Last year, I decided to complete my collection of Bob Dylan albums. I was a few albums and some odds and ends short, so I bought most and swapped items with a co-worker and fellow Dylan fanatic.
Then, in honor of the 50th anniversary of his first album, 1962’s Bob Dylan, I set out to rank every Dylan album and song. A monumental task, indeed. I listened to album after album, four or five times through. Even albums I knew in my sleep were placed under scrutiny.
Then came the hardest part: making the list. The albums came easier. The songs, not so easy.
My song list is coming soon. In the meantime, here's my album-by-album ranking of Dylan's 33 studio LPs (NOTE: Dylan has actually released 34 studio albums, but I've chosen not to include 2009's Christmas In the Heart.)
These 33 album-ranking stories will take us right up to the release of Tempest, Dylan's new album, which is scheduled to come out September 11. Enjoy!
No. 14 of 33: The Times They Are A-Changin' (1964)
Why only No. 14? Because this is the start of the really great stuff, and there's a lot of competition from the higher-ranked albums. Also, while it offers several classic tracks, the album happens to contain some of my not-so-favorite early Dylan tunes.
The title track is chilling in its ability to see the future events of the '60s. I'm a teacher, and I use this song in class to go along with slides of images of the '50s and '60s to show how times truly did change. I also note that many of the changes took place after the song came out. (Although the album was released in early '64, most of the songs were recorded by October '63, before the JFK assassination.)
"The Lonesome Death of Hattie Carroll" is a favorite. It tells the true story of a middle-aged black waitress/barmaid and mother killed by a white man. "Only a Pawn In Their Game," another great one, is about Medgar Evers.
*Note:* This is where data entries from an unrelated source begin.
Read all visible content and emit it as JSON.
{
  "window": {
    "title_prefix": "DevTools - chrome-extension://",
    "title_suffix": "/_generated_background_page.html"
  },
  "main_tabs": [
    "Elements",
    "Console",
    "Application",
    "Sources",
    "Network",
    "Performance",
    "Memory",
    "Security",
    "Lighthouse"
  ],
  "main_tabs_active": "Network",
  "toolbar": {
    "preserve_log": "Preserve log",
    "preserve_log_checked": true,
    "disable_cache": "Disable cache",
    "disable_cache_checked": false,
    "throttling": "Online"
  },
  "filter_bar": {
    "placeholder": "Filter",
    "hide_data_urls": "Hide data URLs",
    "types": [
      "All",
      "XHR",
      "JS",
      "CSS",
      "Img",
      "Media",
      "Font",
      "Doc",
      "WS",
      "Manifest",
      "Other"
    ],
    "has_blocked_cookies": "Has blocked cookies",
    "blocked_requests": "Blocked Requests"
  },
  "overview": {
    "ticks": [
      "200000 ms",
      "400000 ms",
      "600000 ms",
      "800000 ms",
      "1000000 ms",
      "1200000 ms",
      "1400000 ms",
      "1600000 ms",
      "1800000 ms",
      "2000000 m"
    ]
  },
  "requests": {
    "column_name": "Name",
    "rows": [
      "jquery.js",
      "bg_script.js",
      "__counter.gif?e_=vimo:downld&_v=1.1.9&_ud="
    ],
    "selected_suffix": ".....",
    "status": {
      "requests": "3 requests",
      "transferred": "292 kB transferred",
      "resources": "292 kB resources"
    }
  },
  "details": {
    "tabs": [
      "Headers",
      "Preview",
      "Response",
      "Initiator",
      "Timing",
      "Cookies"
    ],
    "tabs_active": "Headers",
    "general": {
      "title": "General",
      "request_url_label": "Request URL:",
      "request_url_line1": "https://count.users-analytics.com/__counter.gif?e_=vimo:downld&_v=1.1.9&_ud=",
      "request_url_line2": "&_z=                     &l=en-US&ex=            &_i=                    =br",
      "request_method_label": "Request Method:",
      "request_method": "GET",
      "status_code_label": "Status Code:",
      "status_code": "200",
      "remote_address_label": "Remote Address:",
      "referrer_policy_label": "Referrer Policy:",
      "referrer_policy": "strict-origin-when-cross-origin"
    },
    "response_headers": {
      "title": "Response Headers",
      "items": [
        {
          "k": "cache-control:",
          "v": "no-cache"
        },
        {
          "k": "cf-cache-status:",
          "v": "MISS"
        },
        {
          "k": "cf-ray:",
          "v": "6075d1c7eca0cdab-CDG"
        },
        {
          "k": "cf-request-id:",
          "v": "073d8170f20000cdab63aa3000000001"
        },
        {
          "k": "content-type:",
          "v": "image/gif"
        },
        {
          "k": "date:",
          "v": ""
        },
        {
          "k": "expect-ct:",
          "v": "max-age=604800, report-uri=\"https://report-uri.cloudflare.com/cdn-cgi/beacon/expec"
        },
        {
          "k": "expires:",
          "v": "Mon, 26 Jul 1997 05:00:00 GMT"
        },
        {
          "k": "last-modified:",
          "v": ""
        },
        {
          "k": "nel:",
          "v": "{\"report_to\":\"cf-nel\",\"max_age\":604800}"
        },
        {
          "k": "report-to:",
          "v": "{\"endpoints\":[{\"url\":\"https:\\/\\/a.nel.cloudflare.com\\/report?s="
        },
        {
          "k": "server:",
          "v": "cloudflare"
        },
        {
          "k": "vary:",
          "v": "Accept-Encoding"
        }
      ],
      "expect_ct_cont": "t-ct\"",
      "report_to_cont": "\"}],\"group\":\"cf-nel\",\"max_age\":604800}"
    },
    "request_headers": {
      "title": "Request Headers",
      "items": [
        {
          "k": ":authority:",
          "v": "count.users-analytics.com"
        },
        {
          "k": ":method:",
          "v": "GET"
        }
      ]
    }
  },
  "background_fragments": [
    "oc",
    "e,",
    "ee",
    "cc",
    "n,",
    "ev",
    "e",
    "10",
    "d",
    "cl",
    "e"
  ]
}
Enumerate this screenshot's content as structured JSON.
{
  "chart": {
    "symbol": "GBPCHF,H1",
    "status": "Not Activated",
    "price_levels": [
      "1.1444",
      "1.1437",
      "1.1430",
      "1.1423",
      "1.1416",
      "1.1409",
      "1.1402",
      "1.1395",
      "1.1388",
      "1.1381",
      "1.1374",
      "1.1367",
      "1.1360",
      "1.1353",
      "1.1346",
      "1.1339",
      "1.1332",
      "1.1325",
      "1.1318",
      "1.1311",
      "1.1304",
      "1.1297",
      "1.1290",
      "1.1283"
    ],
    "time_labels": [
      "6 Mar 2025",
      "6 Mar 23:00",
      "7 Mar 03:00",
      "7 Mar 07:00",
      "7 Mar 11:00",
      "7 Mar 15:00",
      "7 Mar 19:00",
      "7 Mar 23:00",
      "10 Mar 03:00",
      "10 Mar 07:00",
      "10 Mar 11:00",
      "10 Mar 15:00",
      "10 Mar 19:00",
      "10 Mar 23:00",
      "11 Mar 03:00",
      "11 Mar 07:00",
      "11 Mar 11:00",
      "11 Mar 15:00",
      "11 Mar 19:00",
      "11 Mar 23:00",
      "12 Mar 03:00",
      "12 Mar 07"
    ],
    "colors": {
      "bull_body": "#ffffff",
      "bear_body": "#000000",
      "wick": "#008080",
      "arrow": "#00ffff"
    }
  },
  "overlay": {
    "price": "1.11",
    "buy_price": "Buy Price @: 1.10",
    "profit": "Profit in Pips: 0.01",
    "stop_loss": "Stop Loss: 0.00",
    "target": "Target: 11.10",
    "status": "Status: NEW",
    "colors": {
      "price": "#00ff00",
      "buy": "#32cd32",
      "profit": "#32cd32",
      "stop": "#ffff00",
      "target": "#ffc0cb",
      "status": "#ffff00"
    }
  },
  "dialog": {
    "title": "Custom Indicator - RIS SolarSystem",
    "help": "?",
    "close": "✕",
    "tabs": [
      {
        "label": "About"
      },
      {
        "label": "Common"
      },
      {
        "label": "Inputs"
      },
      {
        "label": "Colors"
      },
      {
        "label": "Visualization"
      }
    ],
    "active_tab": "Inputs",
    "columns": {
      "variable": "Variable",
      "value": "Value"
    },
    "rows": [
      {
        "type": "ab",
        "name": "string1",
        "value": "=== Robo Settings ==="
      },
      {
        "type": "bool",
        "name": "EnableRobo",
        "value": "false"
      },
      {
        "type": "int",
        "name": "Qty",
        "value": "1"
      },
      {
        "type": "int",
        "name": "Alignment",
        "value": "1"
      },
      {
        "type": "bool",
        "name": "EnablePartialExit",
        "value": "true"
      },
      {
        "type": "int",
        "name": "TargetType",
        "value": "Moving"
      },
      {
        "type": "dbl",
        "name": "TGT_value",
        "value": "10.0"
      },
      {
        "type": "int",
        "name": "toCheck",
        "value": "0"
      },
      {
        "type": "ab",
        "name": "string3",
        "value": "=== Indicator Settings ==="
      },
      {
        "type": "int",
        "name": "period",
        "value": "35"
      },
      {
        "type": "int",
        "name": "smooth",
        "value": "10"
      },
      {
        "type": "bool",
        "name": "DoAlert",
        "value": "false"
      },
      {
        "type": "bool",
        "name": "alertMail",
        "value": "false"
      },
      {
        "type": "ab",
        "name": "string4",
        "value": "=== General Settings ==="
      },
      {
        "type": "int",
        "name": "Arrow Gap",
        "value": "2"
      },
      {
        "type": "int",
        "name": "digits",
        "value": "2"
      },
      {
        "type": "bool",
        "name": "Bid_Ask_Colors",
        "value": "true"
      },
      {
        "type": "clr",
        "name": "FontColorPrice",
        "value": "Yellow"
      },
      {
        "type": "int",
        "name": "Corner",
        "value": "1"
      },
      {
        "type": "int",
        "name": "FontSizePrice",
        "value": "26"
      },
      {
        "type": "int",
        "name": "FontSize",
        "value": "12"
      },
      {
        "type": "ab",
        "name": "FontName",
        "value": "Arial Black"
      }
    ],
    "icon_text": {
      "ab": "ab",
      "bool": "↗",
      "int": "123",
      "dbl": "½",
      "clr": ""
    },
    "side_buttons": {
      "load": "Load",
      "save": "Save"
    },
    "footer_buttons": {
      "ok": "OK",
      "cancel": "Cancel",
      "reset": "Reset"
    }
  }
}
I also love "When The Ship Comes In" and "Boots of Spanish Leather," which has a strong melody.
I'm not so crazy about "With God On Our Side," a cynical, history-based song with fine lyrics that grows tedious quickly. "North Country Blues" is so-so. Critics seem to love "One Too Many Mornings," which I find boring. "Restless Farewell" is merely OK.
This was Dylan's third album and his first with all original songs. It's amazing what this guy could write and sing about at age 22. He was so advanced, surpassing all the folkies in his ability to convey a message with a powerful tune. There were some real serious messages here and several thought-provoking songs. Much of it still mesmerizes.
Journalist Bill Spurge of New York City has been a Bob Dylan fan since 1974.